  6. The creation of the Archive will transfer new skill sets between the partners and enhance current capabilities in areas such as management, technology, digitisation, software development, digital asset management and preservation, and education.
  7. It is intended that the capacity-building and the investment in infrastructure and technical skills will enhance the capabilities of all project partners to pursue further digitisation projects. Projects relating to other African leaders and to the wider church records and are two obvious areas for future projects.

 

Some key technical issues

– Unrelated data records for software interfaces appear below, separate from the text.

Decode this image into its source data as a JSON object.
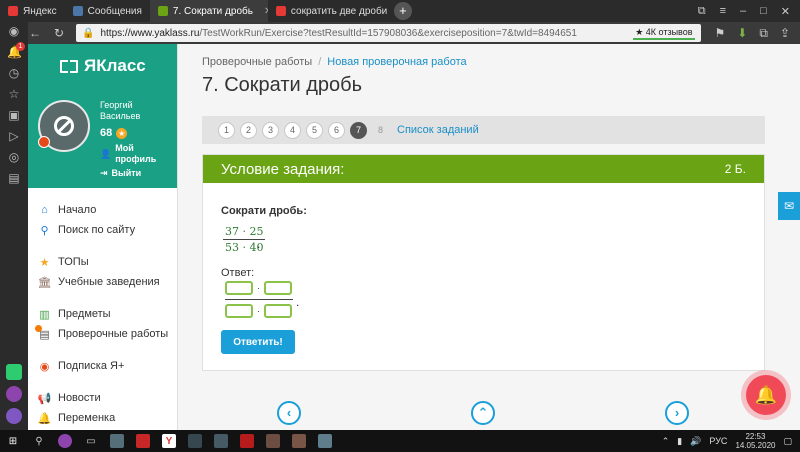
{
  "browser": {
    "tabs": [
      {
        "label": "Яндекс",
        "color": "#e53935",
        "active": false
      },
      {
        "label": "Сообщения",
        "color": "#4a76a8",
        "active": false
      },
      {
        "label": "7. Сократи дробь",
        "color": "#6aa313",
        "active": true
      },
      {
        "label": "сократить две дроби онл",
        "color": "#e53935",
        "active": false
      }
    ],
    "url_host": "https://www.yaklass.ru",
    "url_rest": "/TestWorkRun/Exercise?testResultId=157908036&exerciseposition=7&twId=8494651",
    "reviews_badge": "★ 4К отзывов",
    "notification_count": "1"
  },
  "site": {
    "logo": "ЯКласс",
    "user": {
      "first": "Георгий",
      "last": "Васильев",
      "score": "68"
    },
    "profile_link": "Мой профиль",
    "logout_link": "Выйти",
    "menu": [
      {
        "label": "Начало",
        "icon": "home-icon"
      },
      {
        "label": "Поиск по сайту",
        "icon": "search-icon"
      },
      {
        "label": "ТОПы",
        "icon": "star-icon"
      },
      {
        "label": "Учебные заведения",
        "icon": "school-icon"
      },
      {
        "label": "Предметы",
        "icon": "books-icon"
      },
      {
        "label": "Проверочные работы",
        "icon": "tests-icon"
      },
      {
        "label": "Подписка Я+",
        "icon": "subscription-icon"
      },
      {
        "label": "Новости",
        "icon": "news-icon"
      },
      {
        "label": "Переменка",
        "icon": "break-icon"
      }
    ]
  },
  "main": {
    "breadcrumb_1": "Проверочные работы",
    "breadcrumb_2": "Новая проверочная работа",
    "title": "7. Сократи дробь",
    "pages": [
      "1",
      "2",
      "3",
      "4",
      "5",
      "6",
      "7",
      "8"
    ],
    "current_page": "7",
    "task_list_link": "Список заданий",
    "card_title": "Условие задания:",
    "points": "2 Б.",
    "task_text": "Сократи дробь:",
    "numerator": "37 · 25",
    "denominator": "53 · 40",
    "answer_label": "Ответ:",
    "submit_label": "Ответить!"
  },
  "taskbar": {
    "lang": "РУС",
    "time": "22:53",
    "date": "14.05.2020"
  },
  "colors": {
    "brand_teal": "#1aa085",
    "card_green": "#6aa313",
    "link_blue": "#1a9fd9",
    "bell_red": "#f04a59"
  }
}
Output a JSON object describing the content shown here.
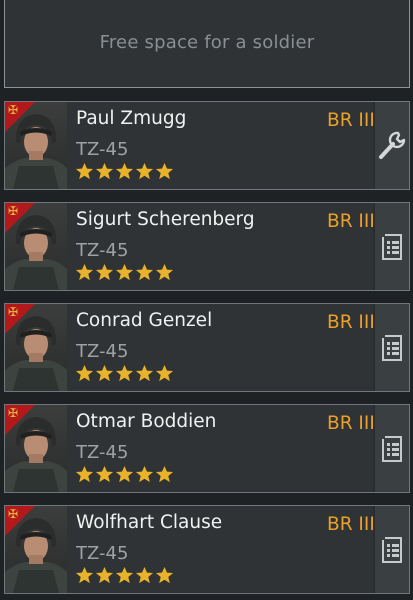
{
  "free_slot": {
    "label": "Free space for a soldier"
  },
  "soldiers": [
    {
      "name": "Paul Zmugg",
      "br": "BR III",
      "weapon": "TZ-45",
      "stars": 5,
      "action_icon": "wrench-icon"
    },
    {
      "name": "Sigurt Scherenberg",
      "br": "BR III",
      "weapon": "TZ-45",
      "stars": 5,
      "action_icon": "list-icon"
    },
    {
      "name": "Conrad Genzel",
      "br": "BR III",
      "weapon": "TZ-45",
      "stars": 5,
      "action_icon": "list-icon"
    },
    {
      "name": "Otmar Boddien",
      "br": "BR III",
      "weapon": "TZ-45",
      "stars": 5,
      "action_icon": "list-icon"
    },
    {
      "name": "Wolfhart Clause",
      "br": "BR III",
      "weapon": "TZ-45",
      "stars": 5,
      "action_icon": "list-icon"
    }
  ],
  "colors": {
    "br": "#eba027",
    "star": "#e8b32a",
    "rank_flag": "#b3191a",
    "card_bg": "#2f3336",
    "card_border": "#70767b"
  }
}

  1. The Archive will be attractively compiled and user-friendly, offering straightforward searches and pathways for users of all abilities alongside tools for the more complex searches likely to be needed by specialist researchers.
  2. The Archive will provide a comprehensive catalogue of all Tutu materials archived anywhere in the world, whether part of the Digital collection or not.
  3. The Archive will be fully indexed. Contextual information will be provided for key materials to ensure their wide understanding and use. This context will include internal links within the Archive, and external links to relevant online resources, e.g. newspaper content. Information will also be created on key persons, events and places mentioned in letters, speeches etc.
  4. The Archive will utilise Topic Map technology, and partners will develop a shared set of ontologies that will benefit similar projects in sub-Saharan Africa and beyond.
  5. The Archive project will provide funds for equipment and infrastructure in partner institutions, where needed, to enable the creation, storage and management of digital content. Each partner will retain complete control over the data created in their institution through a virtual network infrastructure.
  6. The project will establish a comprehensive, phased training programme to enable the partners to share experience and knowledge through workshops, courses, and a variety of training events, formal and informal.
  7. Many elements of the training programme will be offered to archivists and librarians from other African countries.
  8. An Editorial and Advisory Board will be established for the project, nominated by the partners. It is expected to comprise primarily South African academics and archivists, and will advise on the intellectual architecture of the Archive, and on priorities, both in the sequence of materials to be digitised, and in the range of access tools to be developed.
  9. The project is committed to open technical standards and open source software, and the tools developed in the project will be made freely available.

 

Contact

If you have any questions about the project or this web page please contact Simon Tanner.

If you wish to discuss ways to fund or contribute to the project please contact gemma.peters@kcl.ac.uk.